The factors to be considered when assessing what constitutes “work” were confirmed by the Court of Appeal in Idea Services Ltd v Dixon. [1]

 The three factors are:

  • The constraints placed on the freedom the employee would otherwise have, to do as she or he pleases;
  • The nature and extent of the responsibilities placed on the employee, and
  • The benefit to the employer of having the employee perform the role.

In Idea Services Ltd v Dixon the Court of Appeal stated:[2]
The greater the degree or extent to which each factor applied (i.e. the greater the constraints, the greater the responsibility, the greater the benefit to the employer), the more likely it was that the activity in question ought to be regarded as work….

The circumstances of this case

This determination involved six applicants who were employed as anaesthetic technicians by the South Canterbury District Health Board (“SCDHB”). The applicants were required to work on-call weekday nights and weekends, and were paid $4.04 per hour for each hour spent on-call.  In addition they were paid an overtime rate for any work performed if they were called in. If required to work while on-call, the applicants had to be able to report to work within 10 minutes of being called in.

The constraints placed on the applicants’ freedom

The applicants’ evidence was that constraints placed on their freedom because of the 10 minute reporting time were substantial and significant.  The reporting time required the applicants to be away from family for extended periods although family and friends could visit the applicants without restrictions being imposed by SCDHB. The applicants did not drink alcohol when on-call as they considered that it would not be professional and they needed to remain ready for work. The Authority accepted that they could not carry on their normal family activities or socialise in the normal way while on-call.
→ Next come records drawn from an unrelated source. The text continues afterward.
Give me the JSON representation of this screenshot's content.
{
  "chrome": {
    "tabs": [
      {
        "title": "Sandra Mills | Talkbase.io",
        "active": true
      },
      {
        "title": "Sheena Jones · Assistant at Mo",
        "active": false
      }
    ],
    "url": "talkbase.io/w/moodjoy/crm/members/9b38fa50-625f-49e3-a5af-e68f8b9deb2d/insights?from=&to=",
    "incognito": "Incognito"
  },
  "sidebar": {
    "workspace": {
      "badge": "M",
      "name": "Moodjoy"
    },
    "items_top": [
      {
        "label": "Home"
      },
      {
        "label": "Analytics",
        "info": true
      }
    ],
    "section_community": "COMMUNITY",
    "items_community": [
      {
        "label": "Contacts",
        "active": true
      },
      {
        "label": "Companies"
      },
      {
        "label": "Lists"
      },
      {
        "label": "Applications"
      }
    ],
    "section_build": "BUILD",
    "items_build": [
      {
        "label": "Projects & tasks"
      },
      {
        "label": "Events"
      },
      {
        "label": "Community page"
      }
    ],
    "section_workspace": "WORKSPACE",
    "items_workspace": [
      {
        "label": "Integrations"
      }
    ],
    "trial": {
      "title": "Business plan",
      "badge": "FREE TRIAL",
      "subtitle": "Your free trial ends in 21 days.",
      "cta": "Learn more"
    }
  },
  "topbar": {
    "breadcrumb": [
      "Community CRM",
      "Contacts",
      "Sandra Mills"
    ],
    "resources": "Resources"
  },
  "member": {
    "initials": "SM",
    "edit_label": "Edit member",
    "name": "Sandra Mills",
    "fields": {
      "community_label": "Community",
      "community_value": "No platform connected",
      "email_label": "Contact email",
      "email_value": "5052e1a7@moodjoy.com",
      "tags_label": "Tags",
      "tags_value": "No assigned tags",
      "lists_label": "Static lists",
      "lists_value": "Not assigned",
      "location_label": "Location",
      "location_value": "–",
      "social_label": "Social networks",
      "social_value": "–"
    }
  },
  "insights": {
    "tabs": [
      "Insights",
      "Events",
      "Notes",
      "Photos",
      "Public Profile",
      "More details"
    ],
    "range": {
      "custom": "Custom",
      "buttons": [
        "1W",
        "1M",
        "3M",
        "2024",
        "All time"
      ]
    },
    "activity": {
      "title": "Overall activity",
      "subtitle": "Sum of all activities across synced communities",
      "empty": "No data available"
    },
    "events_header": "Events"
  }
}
The activities they did undertake most often were of a limited nature such as watching a DVD, television, reading or use of technology.

Because of the requirement to report within 10 minutes of being called in, the Authority considered that the time on-call is much less the applicants own in those circumstances, and therefore regarded that the constraints on the applicants’ freedom to do as they please while on call were “substantial and significant in the circumstances”.

The nature and extent of responsibilities placed on the employee

The Authority considered that the facts of this matter were different to that in Idea Services with Mr Dickson. However, what the Authority found similar, was the responsibility for the anaesthetic technicians to be alert and remain vigilant so as to be able to report within a very limited time frame if called on.  Meeting the required report time of 10 minutes ready to work is a very important responsibility in the context of the 24/7 operation of the hospital. It limits what the applicants can do during the day and if awoken from sleep then they are responsible for getting themselves ready for reporting to work, dressing and attending to ablutions within that time. Ten minutes is not an immediate response but it requires a state of readiness for response during the time spent on-call that a longer period of time would not. The call outs were unpredictable and not able to be controlled or limited.

The Authority therefore found that the nature and extent of responsibilities placed on the applicants on call to be ready for work and to report to work within 10 minutes were “significant in the circumstances”.

Benefit to the employer of having the employee assume the role in question

The Authority found that there was a benefit to SCDHB as the volume did not warrant having the theatre rostered 24/7.  Having anaesthetic technicians on-call and available to report within 10 minutes enabled an acute emergency situation to be dealt with outside of normal hours.  The Authority also found that the report time of 10 minutes was clearly important and critical. There was therefore a considerable benefit in having the anaesthetic technicians assume the on-call role on that basis.


When the Authority assessed the factors approved by the Court of Appeal in Idea Services, it determined that all three applied to a significant degree and therefore found in the circumstances of this case that the time spent on-call should be regarded as work.

It should be noted that a significant factor in this matter was the requirement that the applicants, if called on, report within 10 minutes. As a result, they were subject to greater constraints because in order to meet the report time they had to stay away from their families. While we think this determination will be clearly distinguishable from most typical on-call work arrangements, it is important that your on-call arrangements are reviewed and your risks in this area are assessed.  If you have any doubt, give us a call and we can work through these tests and apply them to the unique circumstances of your organisation.

To read the Authority’s determination click here

[1] Idea Services Ltd v Dixon [2011] NZCA 14 at [7].

[2] At [8].


This article, and any information contained on our website is necessarily brief and general in nature, and should not be substituted for professional advice. You should always seek professional advice before taking any action in relation to the matters addressed.